Indians for more Hindi courses in Australia
With 70,000 Hindi speakers in Australia, Indians in the country are demanding that the language and its literature be given the recognition it deserves in educational institutions.india Updated: Sep 22, 2008 12:59 IST
With 70,000 Hindi speakers in Australia, Indians in the country are demanding that the language and its literature be given the recognition it deserves in educational institutions.
The number of Hindi speakers has doubled since 1996. But while the demand for it is growing at the Class 12 level, some universities are cutting down courses, citing lack of interest and funding cuts.
An increasing number of Indian origin students in Australia are choosing Hindi as a subject for the High School Certificate (HSC) or Class 12 exam to improve their overall percentage and seize the opportunities offered by India's economic growth.
"Learning Hindi has opened up many opportunities. It will be of great help if I choose to work in India as I can now interact with different people with ease," Jasmine Sodhi, who migrated here at the age of eight, told IANS.
In Sydney, most migrant children attend the Sunday Hindi classes at The Indo-Australian Bal Bharathi Vidyalaya.

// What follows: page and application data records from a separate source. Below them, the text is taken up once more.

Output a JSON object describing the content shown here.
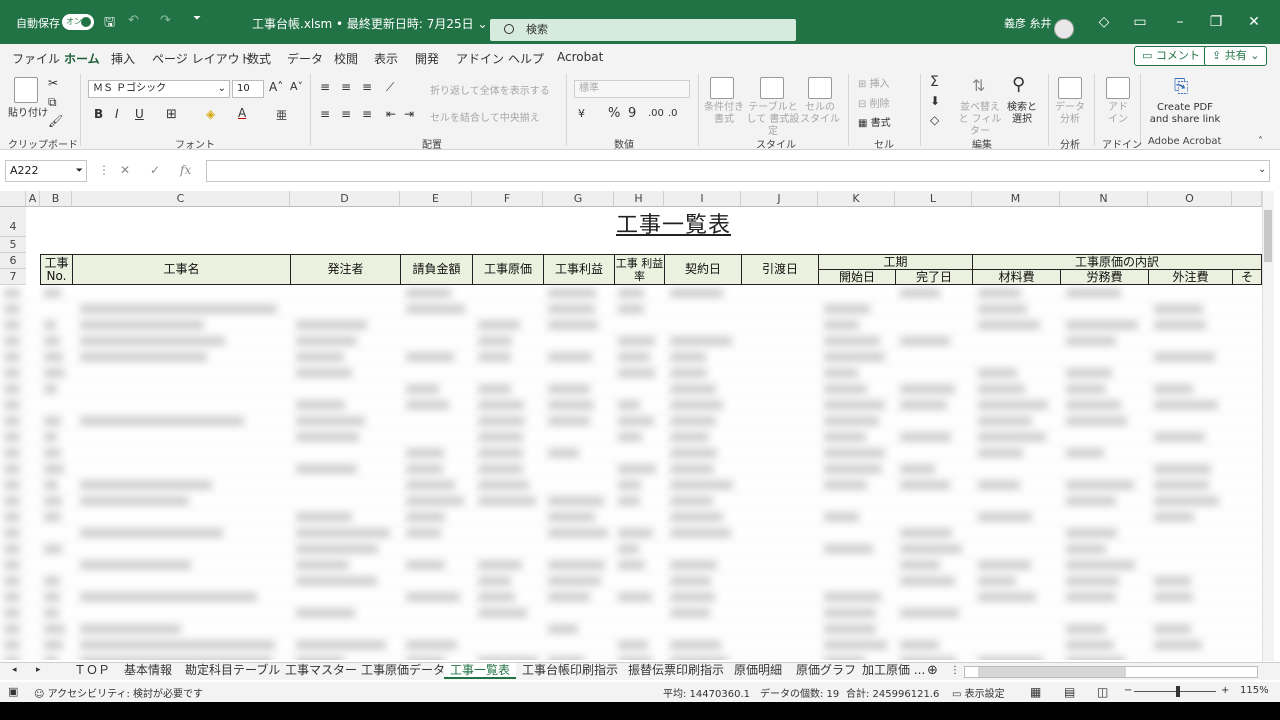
{
  "titlebar": {
    "autosave": "自動保存",
    "toggle": "オン",
    "doc_title": "工事台帳.xlsm • 最終更新日時: 7月25日 ⌄",
    "search_placeholder": "検索",
    "user": "義彦 糸井"
  },
  "menu": [
    "ファイル",
    "ホーム",
    "挿入",
    "ページ レイアウト",
    "数式",
    "データ",
    "校閲",
    "表示",
    "開発",
    "アドイン",
    "ヘルプ",
    "Acrobat"
  ],
  "menu_active": "ホーム",
  "comment_button": "コメント",
  "share_button": "共有",
  "ribbon": {
    "paste": "貼り付け",
    "font_name": "ＭＳ Ｐゴシック",
    "font_size": "10",
    "wrap_text": "折り返して全体を表示する",
    "merge_center": "セルを結合して中央揃え",
    "number_format": "標準",
    "cond_format": "条件付き 書式",
    "table_format": "テーブルとして 書式設定",
    "cell_style": "セルの スタイル",
    "insert": "挿入",
    "delete": "削除",
    "format": "書式",
    "sort_filter": "並べ替えと フィルター",
    "find_select": "検索と 選択",
    "data_analysis": "データ 分析",
    "addin": "アド イン",
    "create_pdf": "Create PDF and share link",
    "groups": [
      "クリップボード",
      "フォント",
      "配置",
      "数値",
      "スタイル",
      "セル",
      "編集",
      "分析",
      "アドイン",
      "Adobe Acrobat"
    ]
  },
  "formula_bar": {
    "name_box": "A222",
    "fx": "fx"
  },
  "columns": [
    "A",
    "B",
    "C",
    "D",
    "E",
    "F",
    "G",
    "H",
    "I",
    "J",
    "K",
    "L",
    "M",
    "N",
    "O"
  ],
  "rows": [
    "4",
    "5",
    "6",
    "7"
  ],
  "sheet_title": "工事一覧表",
  "header": {
    "koji_no": "工事 No.",
    "koji_name": "工事名",
    "client": "発注者",
    "contract_amount": "請負金額",
    "cost": "工事原価",
    "profit": "工事利益",
    "profit_rate": "工事 利益率",
    "contract_date": "契約日",
    "delivery_date": "引渡日",
    "period": "工期",
    "start_date": "開始日",
    "end_date": "完了日",
    "cost_breakdown": "工事原価の内訳",
    "material": "材料費",
    "labor": "労務費",
    "outsourcing": "外注費",
    "other": "そ"
  },
  "sheet_tabs": [
    "ＴＯＰ",
    "基本情報",
    "勘定科目テーブル",
    "工事マスター",
    "工事原価データ",
    "工事一覧表",
    "工事台帳印刷指示",
    "振替伝票印刷指示",
    "原価明細",
    "原価グラフ",
    "加工原価 ..."
  ],
  "active_sheet": "工事一覧表",
  "status": {
    "accessibility": "アクセシビリティ: 検討が必要です",
    "average": "平均: 14470360.1",
    "count": "データの個数: 19",
    "sum": "合計: 245996121.6",
    "display_settings": "表示設定",
    "zoom": "115%"
  },
  "colors": {
    "excel_green": "#217346",
    "header_fill": "#ebf1de"
  }
}
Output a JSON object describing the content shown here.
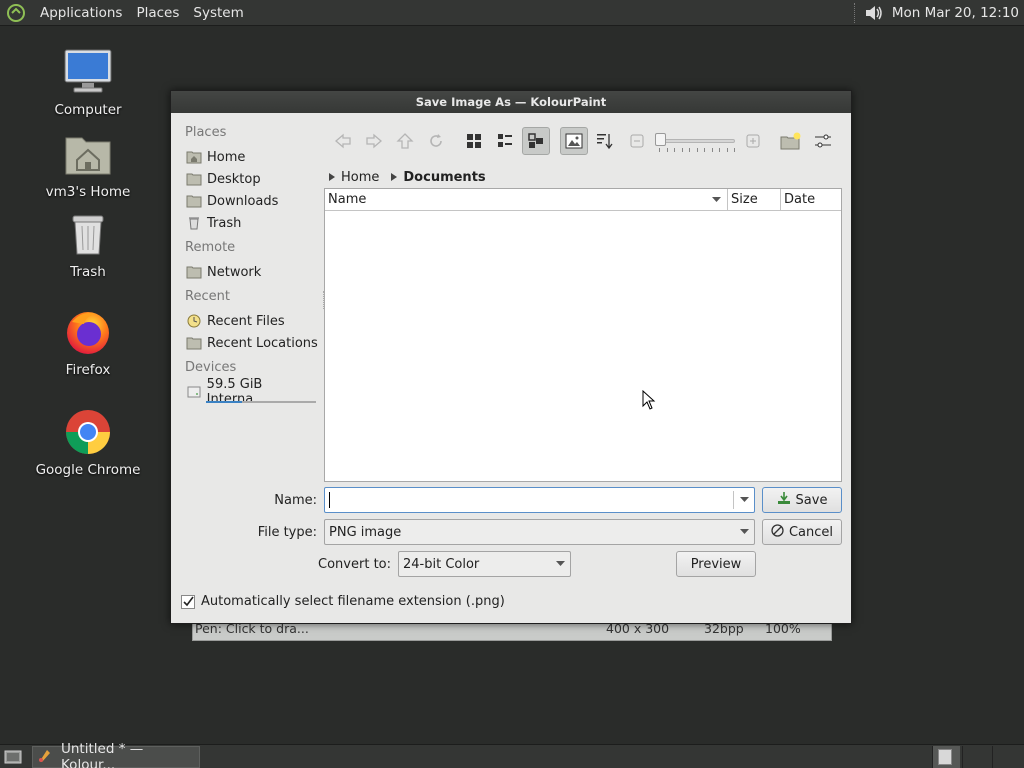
{
  "top_panel": {
    "menu": [
      "Applications",
      "Places",
      "System"
    ],
    "clock": "Mon Mar 20, 12:10"
  },
  "desktop_icons": [
    {
      "label": "Computer",
      "icon": "computer-icon"
    },
    {
      "label": "vm3's Home",
      "icon": "home-folder-icon"
    },
    {
      "label": "Trash",
      "icon": "trash-icon"
    },
    {
      "label": "Firefox",
      "icon": "firefox-icon"
    },
    {
      "label": "Google Chrome",
      "icon": "chrome-icon"
    }
  ],
  "background_window": {
    "status_text": "Pen: Click to dra...",
    "dimensions": "400 x 300",
    "depth": "32bpp",
    "zoom": "100%"
  },
  "dialog": {
    "title": "Save Image As — KolourPaint",
    "places": {
      "places_header": "Places",
      "places_items": [
        "Home",
        "Desktop",
        "Downloads",
        "Trash"
      ],
      "remote_header": "Remote",
      "remote_items": [
        "Network"
      ],
      "recent_header": "Recent",
      "recent_items": [
        "Recent Files",
        "Recent Locations"
      ],
      "devices_header": "Devices",
      "device_item": "59.5 GiB Interna...",
      "device_usage_fraction": 0.33
    },
    "breadcrumb": [
      "Home",
      "Documents"
    ],
    "columns": {
      "name": "Name",
      "size": "Size",
      "date": "Date"
    },
    "zoom_slider_fraction": 0.0,
    "name_label": "Name:",
    "name_value": "",
    "filetype_label": "File type:",
    "filetype_value": "PNG image",
    "convert_label": "Convert to:",
    "convert_value": "24-bit Color",
    "save_button": "Save",
    "cancel_button": "Cancel",
    "preview_button": "Preview",
    "auto_ext_label": "Automatically select filename extension (.png)",
    "auto_ext_checked": true
  },
  "taskbar": {
    "task_label": "Untitled * — Kolour..."
  },
  "colors": {
    "panel": "#343634",
    "desktop": "#2a2c2a",
    "dialog_bg": "#e8e8e7",
    "accent": "#5a8fc9"
  }
}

The school has come a long way since its inception in 1987 when a group of mothers, some with teaching backgrounds, started the Hindi classes.
Mala Mehta, the honorary founder, coordinator and teacher at the Vidyalaya, told IANS: "I used to teach Hindi to my daughter at home, but she kept winging and found learning by herself a chore. So a group of mothers got together to set up the school and make learning Hindi fun. We started with 35 students and now have about 150 students and 11 trained teachers.
"The way Hindi is taught here is very different from the 'learn by heart' concept followed in India. Here, we do a lot of listening tasks and translation, which tests one's command over Hindi and English. The text is interactive and contemporary, based on current affairs and topical events," Mehta added.
The Vidyalaya also has classes for adults. For example, some medical students are learning Hindi to gain clinical experience in India and a few Australians are learning the language to live up a dream in Bollywood.
While private community schools offer Hindi at all levels from kindergarten to Class 12, a Hindi teacher for the past seven years, Rekha Rajvanshi, feels the Department of Education and Training should introduce Hindi in the mainstream school curriculum alongside European and Chinese languages.
Various Australian universities have been offering Hindi at undergraduate and postgraduate levels, some since the 1960s. But recently the University of Sydney decided to axe the Hindi language from its undergraduate course.
"We will not be offering courses in Hindi-Urdu for new students commencing in 2009. Unfortunately, there is very little demand from students for these languages - there are currently 10 students enrolled in 1st year, one in 2nd year and one in third year," a spokesperson for the university told IANS.
The grim situation is said to have been compounded by two factors.
"The Australia National University withdrew from a collaborative arrangement and funding promised by the Indian and Pakistani community to supplement the costs has not been forthcoming. The university has been left with a growing deficit," the spokesperson said.
It was the establishment of Hindi Samaj that pioneered the cause of the Hindi language during the 1980s.
The Samaj's Shailaja Chaturvedi says: "Unfortunately, our foreign missions have not been the true ambassadors of our culture, heritage and progression of our national language. There is no convincing evidence on the part of the government to maintain the prestigious position of Hindi at least in Australia."
"It is time for Doordarshan news in Hindi to be telecast on SBS Radio (an Australian government funded radio station), which telecasts news in several other languages," says Darpan Hindi Radio's Pradeep Kumar.
With new Hindi-speaking immigrants arriving on the shores, cultural and religious organisations are taking up the cause of keeping the language alive.
For the first time, Bharatiya Vidya Bhavan Australia recently organised a nationwide celebration of `Hindi' to recognise people who have made a significant contribution to the language here.
As president of Bhavan Australia, Gambhir Watts told IANS: "All individual groups and organisations engaged in teaching and promotion of Hindi need to pool their resources together to make a critical mass of action. We at Bhavan Australia are endeavouring to act as the catalyst."
Almost 400 different languages are spoken in homes across Australia. In the 2006 census, 34.4 percent of Indian-born people spoke English at home followed by 19.9 percent speaking in Hindi.